Another aim is to strengthen the market and regulatory infrastructure of impact investing. “This is absolutely necessary,” she notes. “Credibility is crucial in this market. To avoid any form of ‘impact washing’, we need to have more harmonisation in standards, measurement methods and quality reporting.”
The lack of global standards regarding impact measurement and reporting is repeatedly mentioned as a major hurdle in further advancing impact investment. To help improve this situation, the initiative plans to cooperate closely with the Swiss Sustainable Finance association and the State Secretariat for International Finance.
Impact investment hub
As one of the major financial centres in the world, Switzerland has also become a hub for impact investing and other innovative financing initiatives.
Although impact investing still represent a very small part (2%) of Switzerland’s investment market, the sector is growing fast. Impact investments grew by 70% in 2020, according to the Swiss Sustainable Investment Market Study 2021.
Traditional financial institutions are increasingly embracing impact investing, as demand for sustainable financial products increases among their clientele.
“Impact investing must grow out of its niche. Without capital, innovation and expertise from the private sector, including large institutional investors like pension funds, we will not be able to address the world’s most pressing challenges.”Liliana de Sá Kirchknopf, SECO
The Swiss government is actively promoting new initiatives in this field. Last November, the second edition of Building Bridges – a conference aimed at establishing a movement and driving investment to achieve the SDGs – took place in Geneva, with a next edition planned for October this year.
“The seed for our new SDG Impact Finance Initiative came from Building Bridges”, says de Sá Kirchknopf. It was also built on an earlier experience in 2017 when SECO, for the first time, launched an open call for proposals.
The aim was to draw out the most appropriate funds to address the SDGs related to decent work and climate change mitigation. “Rather than providing ad hoc support, the submission process was based on competition, which helped optimise cost-effectiveness.”
Also in 2017, SECO, together with the Colombian government and the Inter-American Development Bank, launched the first social impact bond (SIB) in a developing country. This SIB focuses on integrating poorer segments of the population into the formal labour market, with the Swiss and the Colombian governments paying only for results achieved.
The bond is now in its fourth phase. “The actual number of people entering the labor market is increasing.
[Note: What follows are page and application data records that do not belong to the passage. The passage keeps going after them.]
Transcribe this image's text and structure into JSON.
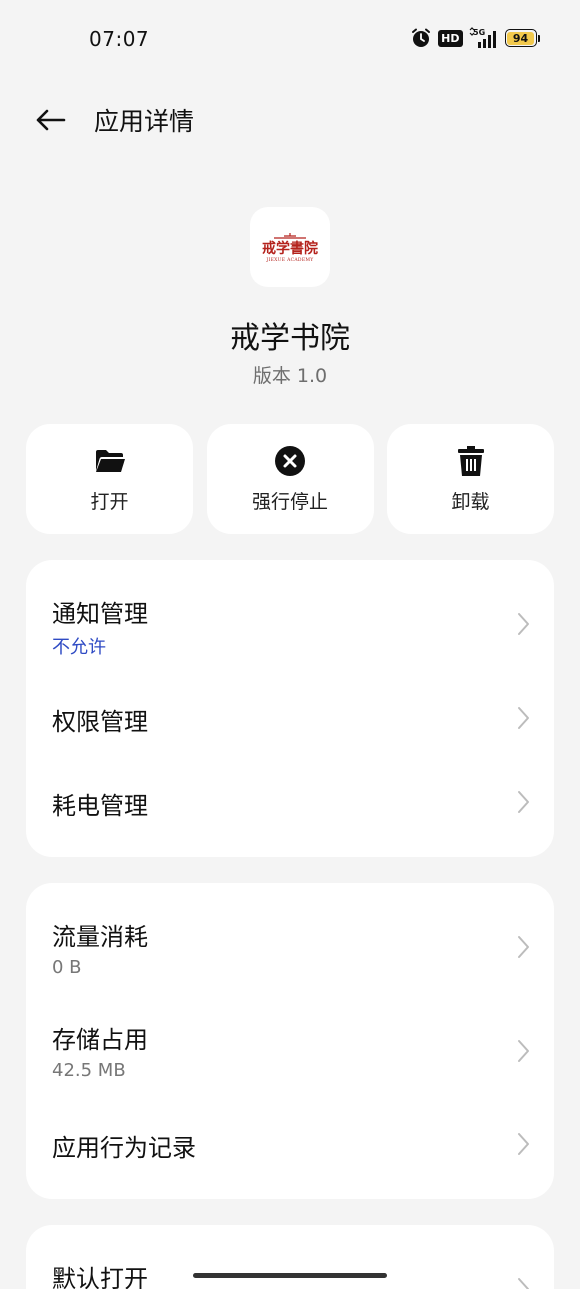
{
  "status_bar": {
    "time": "07:07",
    "hd_label": "HD",
    "network_label": "5G",
    "battery_level": "94",
    "battery_color": "#f2c94c"
  },
  "header": {
    "title": "应用详情",
    "back_icon": "arrow-left-icon"
  },
  "app": {
    "icon_text": "戒学書院",
    "icon_subtext": "JIEXUE ACADEMY",
    "name": "戒学书院",
    "version": "版本 1.0"
  },
  "actions": [
    {
      "label": "打开",
      "icon": "folder-icon"
    },
    {
      "label": "强行停止",
      "icon": "force-stop-icon"
    },
    {
      "label": "卸载",
      "icon": "trash-icon"
    }
  ],
  "card_1": [
    {
      "title": "通知管理",
      "subtitle": "不允许"
    },
    {
      "title": "权限管理"
    },
    {
      "title": "耗电管理"
    }
  ],
  "card_2": [
    {
      "title": "流量消耗",
      "subtitle": "0 B"
    },
    {
      "title": "存储占用",
      "subtitle": "42.5 MB"
    },
    {
      "title": "应用行为记录"
    }
  ],
  "card_3": [
    {
      "title": "默认打开"
    }
  ],
  "colors": {
    "background": "#f4f4f4",
    "card": "#ffffff",
    "accent_blue": "#2f4bc4",
    "brand_red": "#b4221c"
  }
}
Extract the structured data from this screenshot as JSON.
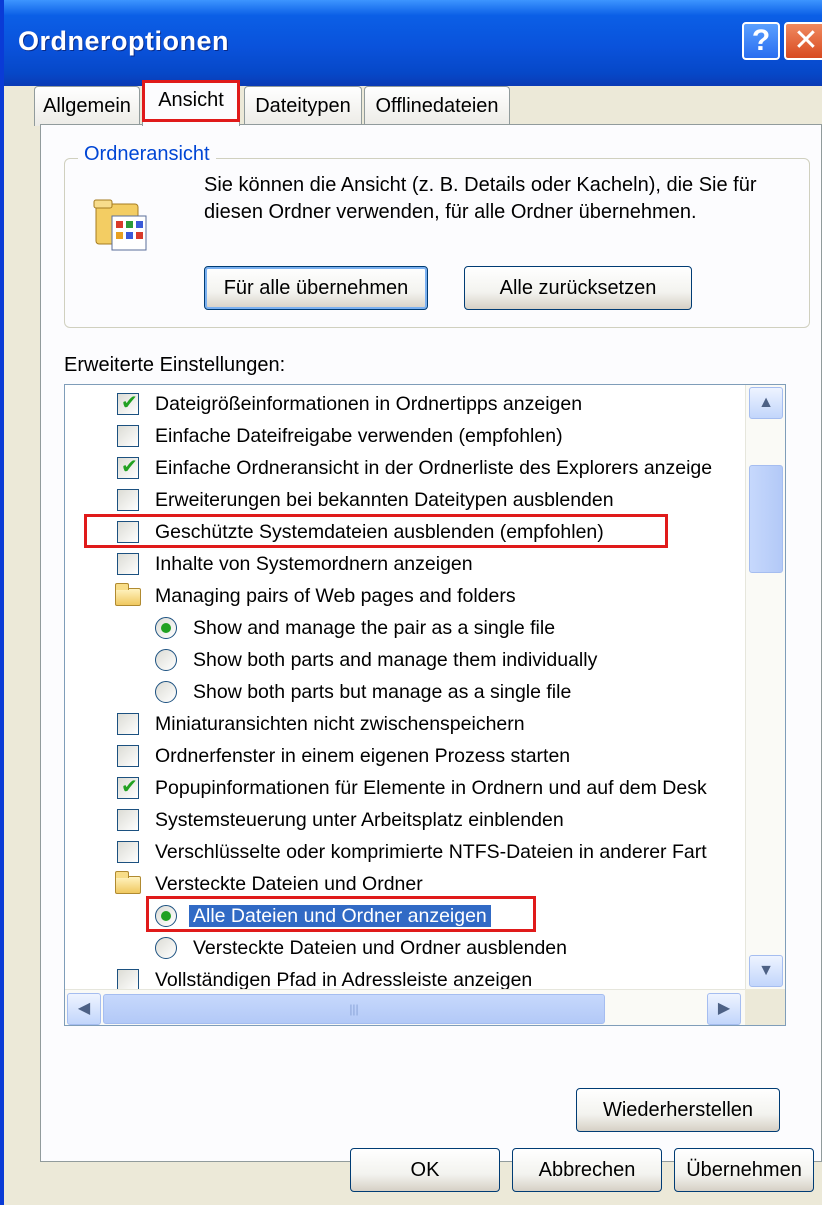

An even more important impact is systemic: we see a big shift in the government’s approach on how to provide social services,” she notes.
Leading the way
Building on the strengths of being a financial centre, Switzerland has the potential to continue to lead the way in impact investing, de Sá Kirchknopf says.
This is also the aim of the public-private platform finance.swiss which aims to position the country internationally in the fields of sustainable finance and fintech.
The conviction that the private sector plays a central role in addressing development challenges is reflected in Switzerland’s international cooperation strategy for 2021 to 2024.
“Impact investing must grow out of its niche. Without capital, innovation and expertise from the private sector, including large institutional investors like pension funds, we will not be able to address the world’s most pressing challenges,” de Sá Kirchknopf concludes.